What is the difference between a member and a designated member?
Designated members are the heart of any limited liability company. They must ensure that their partners and IWP comply with all statutory requirements, as well as file accurate accounts on time each year – never forgetting to notify Companies House in case there’s ever a need for them!
Do I need an LLP agreement?
A limited liability partnership is a great way for businesses to avoid the hassle of setting up an LLC. LLP members have equal shares in profits, but they can allocate different rights and duties as desired without changing laws or incurring excessive costs with set-up paperwork – all while still enjoying flexibility that comes from being kind of like two companies combined into one!
How are LLP members taxed?
Limited Liability Partnerships are a great way to share profits and losses with others while still enjoying limited liability. LLP members must register for Self Assessment, pay taxes on any money they make in England or Wales (depending upon which type of partnership you choose), file their own tax return each year; but not Corporation Tax – that’s only if your company has more than 100% ownership by its partners!
Can I set up an LLP for a non-profit organisation?
Limited Liability Partnerships can be a great option for businesses that want to limit their liability.
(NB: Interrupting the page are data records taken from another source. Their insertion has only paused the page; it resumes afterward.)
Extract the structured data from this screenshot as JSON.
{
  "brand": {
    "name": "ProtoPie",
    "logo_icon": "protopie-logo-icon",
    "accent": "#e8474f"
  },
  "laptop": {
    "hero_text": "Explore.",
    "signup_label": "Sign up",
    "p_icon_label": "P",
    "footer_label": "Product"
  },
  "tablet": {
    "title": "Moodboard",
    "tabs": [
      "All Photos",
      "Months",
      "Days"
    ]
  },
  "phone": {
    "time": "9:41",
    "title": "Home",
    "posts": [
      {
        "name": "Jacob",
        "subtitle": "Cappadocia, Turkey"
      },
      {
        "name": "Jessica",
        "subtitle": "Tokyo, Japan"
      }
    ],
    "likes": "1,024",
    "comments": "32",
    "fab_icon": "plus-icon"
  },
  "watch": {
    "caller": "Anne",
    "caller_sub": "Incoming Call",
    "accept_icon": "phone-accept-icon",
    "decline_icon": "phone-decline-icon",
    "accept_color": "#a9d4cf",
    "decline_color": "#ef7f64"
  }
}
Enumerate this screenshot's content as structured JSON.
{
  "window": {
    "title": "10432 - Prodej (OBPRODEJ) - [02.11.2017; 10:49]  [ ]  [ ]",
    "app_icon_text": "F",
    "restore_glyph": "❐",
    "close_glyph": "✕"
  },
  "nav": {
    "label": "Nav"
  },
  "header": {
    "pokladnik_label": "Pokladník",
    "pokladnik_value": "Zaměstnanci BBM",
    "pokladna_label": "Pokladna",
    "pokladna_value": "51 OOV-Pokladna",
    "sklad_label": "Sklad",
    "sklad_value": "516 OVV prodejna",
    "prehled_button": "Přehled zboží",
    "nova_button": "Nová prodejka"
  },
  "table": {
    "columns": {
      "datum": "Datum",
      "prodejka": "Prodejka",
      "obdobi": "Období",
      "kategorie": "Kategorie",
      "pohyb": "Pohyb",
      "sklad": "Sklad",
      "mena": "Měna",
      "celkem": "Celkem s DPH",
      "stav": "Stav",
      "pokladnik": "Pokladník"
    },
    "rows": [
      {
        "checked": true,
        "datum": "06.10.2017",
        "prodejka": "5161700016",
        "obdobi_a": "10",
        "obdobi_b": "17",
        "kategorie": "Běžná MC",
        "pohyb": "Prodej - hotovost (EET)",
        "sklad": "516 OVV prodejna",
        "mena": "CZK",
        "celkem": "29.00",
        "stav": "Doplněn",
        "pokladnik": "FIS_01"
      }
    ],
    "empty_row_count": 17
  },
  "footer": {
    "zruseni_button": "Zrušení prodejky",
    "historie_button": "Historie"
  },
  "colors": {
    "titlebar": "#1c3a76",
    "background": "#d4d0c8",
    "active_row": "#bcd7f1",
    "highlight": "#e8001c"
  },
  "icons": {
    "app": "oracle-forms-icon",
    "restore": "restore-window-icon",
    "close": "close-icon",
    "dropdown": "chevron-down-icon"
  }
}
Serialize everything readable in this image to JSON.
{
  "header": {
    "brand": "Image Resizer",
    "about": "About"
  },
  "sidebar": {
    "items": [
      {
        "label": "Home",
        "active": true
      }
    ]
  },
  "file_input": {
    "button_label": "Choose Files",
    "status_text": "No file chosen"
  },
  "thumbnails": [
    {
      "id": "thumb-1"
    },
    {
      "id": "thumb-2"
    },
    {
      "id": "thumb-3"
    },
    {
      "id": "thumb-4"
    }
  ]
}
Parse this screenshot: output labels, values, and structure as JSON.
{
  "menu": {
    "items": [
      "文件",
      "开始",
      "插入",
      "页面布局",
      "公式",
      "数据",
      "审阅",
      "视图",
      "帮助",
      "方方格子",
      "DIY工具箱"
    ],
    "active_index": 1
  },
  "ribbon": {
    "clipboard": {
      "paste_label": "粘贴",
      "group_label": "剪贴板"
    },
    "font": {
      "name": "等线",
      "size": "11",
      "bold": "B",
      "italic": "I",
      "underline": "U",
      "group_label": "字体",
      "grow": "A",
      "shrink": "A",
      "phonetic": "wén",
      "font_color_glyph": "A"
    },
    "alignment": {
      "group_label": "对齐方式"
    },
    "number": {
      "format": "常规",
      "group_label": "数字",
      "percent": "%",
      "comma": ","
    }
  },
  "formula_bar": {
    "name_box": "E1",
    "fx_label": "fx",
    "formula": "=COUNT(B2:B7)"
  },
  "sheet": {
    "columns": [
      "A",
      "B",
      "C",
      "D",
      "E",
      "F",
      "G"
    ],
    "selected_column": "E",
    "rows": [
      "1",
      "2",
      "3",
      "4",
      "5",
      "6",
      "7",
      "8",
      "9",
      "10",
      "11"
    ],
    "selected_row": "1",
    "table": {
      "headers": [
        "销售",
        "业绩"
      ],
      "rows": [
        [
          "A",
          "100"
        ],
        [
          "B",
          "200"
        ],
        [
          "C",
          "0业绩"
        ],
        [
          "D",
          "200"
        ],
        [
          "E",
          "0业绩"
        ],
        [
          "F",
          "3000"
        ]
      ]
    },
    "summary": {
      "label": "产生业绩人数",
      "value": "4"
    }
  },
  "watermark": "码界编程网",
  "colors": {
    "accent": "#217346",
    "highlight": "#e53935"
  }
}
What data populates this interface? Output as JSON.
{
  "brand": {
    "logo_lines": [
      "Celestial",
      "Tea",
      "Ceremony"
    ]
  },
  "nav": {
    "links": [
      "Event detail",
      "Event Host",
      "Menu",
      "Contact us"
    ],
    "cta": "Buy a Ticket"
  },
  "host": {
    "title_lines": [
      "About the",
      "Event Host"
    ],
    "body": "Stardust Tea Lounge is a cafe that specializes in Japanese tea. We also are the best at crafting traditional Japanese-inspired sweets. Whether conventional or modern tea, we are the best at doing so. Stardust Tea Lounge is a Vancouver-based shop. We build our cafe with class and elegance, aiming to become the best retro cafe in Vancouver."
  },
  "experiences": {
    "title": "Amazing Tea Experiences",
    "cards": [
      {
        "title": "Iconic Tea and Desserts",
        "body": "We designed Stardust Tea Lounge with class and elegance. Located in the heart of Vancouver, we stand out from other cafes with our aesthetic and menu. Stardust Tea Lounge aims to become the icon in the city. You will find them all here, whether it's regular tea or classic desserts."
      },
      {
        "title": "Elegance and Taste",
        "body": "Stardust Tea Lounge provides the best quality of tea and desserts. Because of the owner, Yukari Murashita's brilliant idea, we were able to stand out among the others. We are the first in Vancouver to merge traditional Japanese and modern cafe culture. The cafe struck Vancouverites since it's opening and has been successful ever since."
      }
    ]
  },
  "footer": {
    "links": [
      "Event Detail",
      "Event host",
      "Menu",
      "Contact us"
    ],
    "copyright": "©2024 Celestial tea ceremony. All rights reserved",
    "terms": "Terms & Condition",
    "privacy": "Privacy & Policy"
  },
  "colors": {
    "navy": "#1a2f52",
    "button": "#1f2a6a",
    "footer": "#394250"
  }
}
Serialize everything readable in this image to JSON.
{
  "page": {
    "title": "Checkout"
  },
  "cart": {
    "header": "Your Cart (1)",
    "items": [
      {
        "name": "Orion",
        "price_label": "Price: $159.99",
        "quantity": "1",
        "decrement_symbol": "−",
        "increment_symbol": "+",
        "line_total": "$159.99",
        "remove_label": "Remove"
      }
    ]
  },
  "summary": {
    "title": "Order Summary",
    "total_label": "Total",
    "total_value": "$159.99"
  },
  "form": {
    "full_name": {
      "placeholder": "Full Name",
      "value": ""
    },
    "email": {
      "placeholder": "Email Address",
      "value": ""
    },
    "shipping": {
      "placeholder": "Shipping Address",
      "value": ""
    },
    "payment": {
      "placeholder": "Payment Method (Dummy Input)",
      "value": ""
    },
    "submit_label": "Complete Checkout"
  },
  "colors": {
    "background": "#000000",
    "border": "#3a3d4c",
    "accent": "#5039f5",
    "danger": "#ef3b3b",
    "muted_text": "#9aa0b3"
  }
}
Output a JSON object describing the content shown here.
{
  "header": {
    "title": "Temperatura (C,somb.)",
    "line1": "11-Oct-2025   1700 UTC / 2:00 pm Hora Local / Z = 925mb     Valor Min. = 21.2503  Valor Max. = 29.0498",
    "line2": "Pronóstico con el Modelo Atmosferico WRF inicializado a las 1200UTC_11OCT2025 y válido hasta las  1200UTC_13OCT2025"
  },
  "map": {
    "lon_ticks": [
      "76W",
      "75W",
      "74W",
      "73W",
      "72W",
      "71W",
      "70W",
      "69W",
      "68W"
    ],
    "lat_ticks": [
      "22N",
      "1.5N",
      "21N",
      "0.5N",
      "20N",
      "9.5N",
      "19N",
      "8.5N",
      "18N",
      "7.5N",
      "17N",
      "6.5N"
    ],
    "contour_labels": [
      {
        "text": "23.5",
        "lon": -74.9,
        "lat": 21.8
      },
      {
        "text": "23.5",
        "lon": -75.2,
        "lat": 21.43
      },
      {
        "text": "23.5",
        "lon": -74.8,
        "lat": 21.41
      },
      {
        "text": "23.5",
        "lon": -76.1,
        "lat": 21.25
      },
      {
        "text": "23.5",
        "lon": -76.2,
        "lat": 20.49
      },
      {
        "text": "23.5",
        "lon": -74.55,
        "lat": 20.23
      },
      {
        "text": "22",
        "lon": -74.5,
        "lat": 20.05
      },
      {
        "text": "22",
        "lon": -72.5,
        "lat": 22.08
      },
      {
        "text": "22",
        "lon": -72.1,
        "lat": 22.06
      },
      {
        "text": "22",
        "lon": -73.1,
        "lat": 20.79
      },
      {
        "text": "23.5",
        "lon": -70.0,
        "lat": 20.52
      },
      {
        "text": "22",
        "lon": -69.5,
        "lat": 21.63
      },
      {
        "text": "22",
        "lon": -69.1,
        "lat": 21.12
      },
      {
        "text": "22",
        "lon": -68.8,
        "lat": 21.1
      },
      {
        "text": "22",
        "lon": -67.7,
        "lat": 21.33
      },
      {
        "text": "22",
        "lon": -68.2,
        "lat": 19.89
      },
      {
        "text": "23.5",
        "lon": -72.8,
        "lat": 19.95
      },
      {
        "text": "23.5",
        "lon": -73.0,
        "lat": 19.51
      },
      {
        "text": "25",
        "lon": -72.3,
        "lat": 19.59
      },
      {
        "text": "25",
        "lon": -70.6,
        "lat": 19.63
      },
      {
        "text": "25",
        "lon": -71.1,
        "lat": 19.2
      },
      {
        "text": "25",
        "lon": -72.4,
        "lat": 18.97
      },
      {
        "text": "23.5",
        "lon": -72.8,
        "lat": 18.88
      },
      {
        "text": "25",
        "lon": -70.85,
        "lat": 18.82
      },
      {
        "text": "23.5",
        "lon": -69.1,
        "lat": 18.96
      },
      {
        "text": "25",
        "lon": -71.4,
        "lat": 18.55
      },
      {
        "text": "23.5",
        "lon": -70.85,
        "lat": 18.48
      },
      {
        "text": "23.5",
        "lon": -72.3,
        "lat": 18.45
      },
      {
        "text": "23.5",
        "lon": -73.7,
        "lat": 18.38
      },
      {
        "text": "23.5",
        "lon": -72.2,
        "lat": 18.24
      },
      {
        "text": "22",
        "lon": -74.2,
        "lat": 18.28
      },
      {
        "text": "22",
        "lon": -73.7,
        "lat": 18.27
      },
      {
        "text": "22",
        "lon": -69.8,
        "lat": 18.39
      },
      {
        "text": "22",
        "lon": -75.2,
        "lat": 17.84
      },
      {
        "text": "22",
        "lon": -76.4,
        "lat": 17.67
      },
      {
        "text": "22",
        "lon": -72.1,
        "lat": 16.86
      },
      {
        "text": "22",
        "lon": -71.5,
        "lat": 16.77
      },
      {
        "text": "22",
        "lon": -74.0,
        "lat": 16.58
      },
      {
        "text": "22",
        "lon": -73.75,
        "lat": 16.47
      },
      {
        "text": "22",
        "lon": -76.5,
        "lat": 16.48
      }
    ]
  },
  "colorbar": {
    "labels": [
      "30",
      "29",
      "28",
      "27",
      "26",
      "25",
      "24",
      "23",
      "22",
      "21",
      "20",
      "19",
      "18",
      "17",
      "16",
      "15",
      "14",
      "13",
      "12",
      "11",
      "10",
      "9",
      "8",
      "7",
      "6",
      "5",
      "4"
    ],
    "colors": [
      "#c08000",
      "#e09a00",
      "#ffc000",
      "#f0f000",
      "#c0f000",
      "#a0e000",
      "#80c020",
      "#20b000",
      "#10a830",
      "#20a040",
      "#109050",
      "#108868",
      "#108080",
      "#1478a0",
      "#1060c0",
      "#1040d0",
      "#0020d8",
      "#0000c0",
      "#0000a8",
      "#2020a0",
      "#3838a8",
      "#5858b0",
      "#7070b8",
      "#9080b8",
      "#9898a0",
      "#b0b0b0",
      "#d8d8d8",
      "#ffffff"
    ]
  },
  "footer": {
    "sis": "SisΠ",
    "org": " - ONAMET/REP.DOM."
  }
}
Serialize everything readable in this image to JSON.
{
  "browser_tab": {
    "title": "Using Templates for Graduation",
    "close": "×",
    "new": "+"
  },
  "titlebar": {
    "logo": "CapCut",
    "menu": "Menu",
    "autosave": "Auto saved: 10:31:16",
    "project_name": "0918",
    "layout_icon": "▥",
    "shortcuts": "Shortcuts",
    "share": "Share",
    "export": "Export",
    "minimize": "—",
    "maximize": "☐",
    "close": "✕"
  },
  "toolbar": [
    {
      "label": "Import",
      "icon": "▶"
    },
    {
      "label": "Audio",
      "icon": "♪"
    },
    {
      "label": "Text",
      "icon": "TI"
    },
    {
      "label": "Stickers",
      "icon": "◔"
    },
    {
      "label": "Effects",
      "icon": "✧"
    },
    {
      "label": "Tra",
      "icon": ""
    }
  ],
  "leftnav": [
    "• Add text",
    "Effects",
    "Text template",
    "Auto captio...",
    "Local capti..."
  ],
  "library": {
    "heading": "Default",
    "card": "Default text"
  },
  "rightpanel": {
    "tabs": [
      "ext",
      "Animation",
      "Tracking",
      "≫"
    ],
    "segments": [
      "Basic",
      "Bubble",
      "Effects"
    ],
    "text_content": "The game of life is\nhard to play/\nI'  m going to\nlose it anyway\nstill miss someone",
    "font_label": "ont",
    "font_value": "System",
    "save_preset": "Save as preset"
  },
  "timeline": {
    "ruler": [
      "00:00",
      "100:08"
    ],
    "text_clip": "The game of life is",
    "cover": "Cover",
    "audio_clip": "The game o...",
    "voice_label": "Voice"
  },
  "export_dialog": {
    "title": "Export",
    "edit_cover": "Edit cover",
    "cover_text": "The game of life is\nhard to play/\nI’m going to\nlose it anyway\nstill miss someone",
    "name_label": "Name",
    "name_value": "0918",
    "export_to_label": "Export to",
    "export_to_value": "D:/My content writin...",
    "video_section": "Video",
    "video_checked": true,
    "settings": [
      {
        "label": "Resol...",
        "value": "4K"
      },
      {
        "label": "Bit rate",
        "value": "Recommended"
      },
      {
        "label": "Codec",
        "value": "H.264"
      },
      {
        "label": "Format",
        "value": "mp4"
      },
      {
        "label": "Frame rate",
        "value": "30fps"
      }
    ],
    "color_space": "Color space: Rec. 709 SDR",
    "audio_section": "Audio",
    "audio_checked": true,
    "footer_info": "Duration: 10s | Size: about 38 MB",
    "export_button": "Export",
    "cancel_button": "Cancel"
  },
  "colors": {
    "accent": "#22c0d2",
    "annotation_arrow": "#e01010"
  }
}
However, since Limited LIABILITY partnerships are taxed differently from other types of companies there is some debate about whether or not they’re suitable in non-profit organizations because the way these laws work causes confusion with tax reporting at times if you have more than one SiNAPs ( simpl e husban d) s u b je ct i on